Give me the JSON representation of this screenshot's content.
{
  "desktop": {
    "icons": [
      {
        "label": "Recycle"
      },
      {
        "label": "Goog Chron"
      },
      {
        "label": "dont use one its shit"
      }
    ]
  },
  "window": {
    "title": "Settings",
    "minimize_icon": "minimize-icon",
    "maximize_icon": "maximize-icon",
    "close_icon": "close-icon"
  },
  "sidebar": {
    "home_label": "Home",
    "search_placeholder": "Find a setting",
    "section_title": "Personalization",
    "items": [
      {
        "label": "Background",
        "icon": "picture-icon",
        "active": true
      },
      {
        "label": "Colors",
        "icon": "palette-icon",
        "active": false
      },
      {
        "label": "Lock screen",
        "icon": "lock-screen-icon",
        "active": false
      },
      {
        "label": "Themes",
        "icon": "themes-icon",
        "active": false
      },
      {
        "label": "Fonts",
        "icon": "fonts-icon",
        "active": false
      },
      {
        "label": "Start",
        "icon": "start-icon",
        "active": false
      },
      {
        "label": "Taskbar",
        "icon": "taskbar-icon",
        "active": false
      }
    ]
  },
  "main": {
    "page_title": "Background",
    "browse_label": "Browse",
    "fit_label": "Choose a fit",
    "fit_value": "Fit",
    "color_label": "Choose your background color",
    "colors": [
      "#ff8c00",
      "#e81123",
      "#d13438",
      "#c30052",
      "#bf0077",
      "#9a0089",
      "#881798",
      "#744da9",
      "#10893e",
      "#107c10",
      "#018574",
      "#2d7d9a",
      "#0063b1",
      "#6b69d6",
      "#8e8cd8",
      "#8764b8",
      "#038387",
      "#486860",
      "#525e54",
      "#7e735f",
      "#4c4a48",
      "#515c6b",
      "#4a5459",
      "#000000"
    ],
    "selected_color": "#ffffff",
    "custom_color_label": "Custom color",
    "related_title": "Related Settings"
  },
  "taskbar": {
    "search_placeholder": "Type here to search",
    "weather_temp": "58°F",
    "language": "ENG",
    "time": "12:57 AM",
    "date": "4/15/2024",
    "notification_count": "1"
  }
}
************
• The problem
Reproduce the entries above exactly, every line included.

• Exercise output
Give me the JSON representation of this screenshot's content.
{
  "desktop": {
    "icons": [
      {
        "label": "Recycle"
      },
      {
        "label": "Goog Chron"
      },
      {
        "label": "dont use one its shit"
      }
    ]
  },
  "window": {
    "title": "Settings",
    "minimize_icon": "minimize-icon",
    "maximize_icon": "maximize-icon",
    "close_icon": "close-icon"
  },
  "sidebar": {
    "home_label": "Home",
    "search_placeholder": "Find a setting",
    "section_title": "Personalization",
    "items": [
      {
        "label": "Background",
        "icon": "picture-icon",
        "active": true
      },
      {
        "label": "Colors",
        "icon": "palette-icon",
        "active": false
      },
      {
        "label": "Lock screen",
        "icon": "lock-screen-icon",
        "active": false
      },
      {
        "label": "Themes",
        "icon": "themes-icon",
        "active": false
      },
      {
        "label": "Fonts",
        "icon": "fonts-icon",
        "active": false
      },
      {
        "label": "Start",
        "icon": "start-icon",
        "active": false
      },
      {
        "label": "Taskbar",
        "icon": "taskbar-icon",
        "active": false
      }
    ]
  },
  "main": {
    "page_title": "Background",
    "browse_label": "Browse",
    "fit_label": "Choose a fit",
    "fit_value": "Fit",
    "color_label": "Choose your background color",
    "colors": [
      "#ff8c00",
      "#e81123",
      "#d13438",
      "#c30052",
      "#bf0077",
      "#9a0089",
      "#881798",
      "#744da9",
      "#10893e",
      "#107c10",
      "#018574",
      "#2d7d9a",
      "#0063b1",
      "#6b69d6",
      "#8e8cd8",
      "#8764b8",
      "#038387",
      "#486860",
      "#525e54",
      "#7e735f",
      "#4c4a48",
      "#515c6b",
      "#4a5459",
      "#000000"
    ],
    "selected_color": "#ffffff",
    "custom_color_label": "Custom color",
    "related_title": "Related Settings"
  },
  "taskbar": {
    "search_placeholder": "Type here to search",
    "weather_temp": "58°F",
    "language": "ENG",
    "time": "12:57 AM",
    "date": "4/15/2024",
    "notification_count": "1"
  }
}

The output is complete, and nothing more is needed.